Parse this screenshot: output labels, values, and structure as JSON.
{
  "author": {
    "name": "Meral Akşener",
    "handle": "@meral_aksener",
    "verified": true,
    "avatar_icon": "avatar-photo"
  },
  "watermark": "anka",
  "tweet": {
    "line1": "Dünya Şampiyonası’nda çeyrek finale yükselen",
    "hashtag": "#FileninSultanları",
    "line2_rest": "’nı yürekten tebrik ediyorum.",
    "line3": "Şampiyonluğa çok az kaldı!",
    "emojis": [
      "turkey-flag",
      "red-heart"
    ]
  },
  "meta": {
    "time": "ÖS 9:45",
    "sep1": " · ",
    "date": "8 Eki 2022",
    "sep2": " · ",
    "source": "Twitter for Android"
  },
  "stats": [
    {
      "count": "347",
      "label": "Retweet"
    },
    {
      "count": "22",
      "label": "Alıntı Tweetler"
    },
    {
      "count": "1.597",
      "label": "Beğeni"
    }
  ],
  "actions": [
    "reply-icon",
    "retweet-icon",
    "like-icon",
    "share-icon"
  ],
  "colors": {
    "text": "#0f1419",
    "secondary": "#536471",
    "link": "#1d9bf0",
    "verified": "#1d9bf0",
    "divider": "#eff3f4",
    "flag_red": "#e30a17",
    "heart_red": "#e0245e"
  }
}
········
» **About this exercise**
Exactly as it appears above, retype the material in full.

» **Answer for the task**
Parse this screenshot: output labels, values, and structure as JSON.
{
  "author": {
    "name": "Meral Akşener",
    "handle": "@meral_aksener",
    "verified": true,
    "avatar_icon": "avatar-photo"
  },
  "watermark": "anka",
  "tweet": {
    "line1": "Dünya Şampiyonası’nda çeyrek finale yükselen",
    "hashtag": "#FileninSultanları",
    "line2_rest": "’nı yürekten tebrik ediyorum.",
    "line3": "Şampiyonluğa çok az kaldı!",
    "emojis": [
      "turkey-flag",
      "red-heart"
    ]
  },
  "meta": {
    "time": "ÖS 9:45",
    "sep1": " · ",
    "date": "8 Eki 2022",
    "sep2": " · ",
    "source": "Twitter for Android"
  },
  "stats": [
    {
      "count": "347",
      "label": "Retweet"
    },
    {
      "count": "22",
      "label": "Alıntı Tweetler"
    },
    {
      "count": "1.597",
      "label": "Beğeni"
    }
  ],
  "actions": [
    "reply-icon",
    "retweet-icon",
    "like-icon",
    "share-icon"
  ],
  "colors": {
    "text": "#0f1419",
    "secondary": "#536471",
    "link": "#1d9bf0",
    "verified": "#1d9bf0",
    "divider": "#eff3f4",
    "flag_red": "#e30a17",
    "heart_red": "#e0245e"
  }
}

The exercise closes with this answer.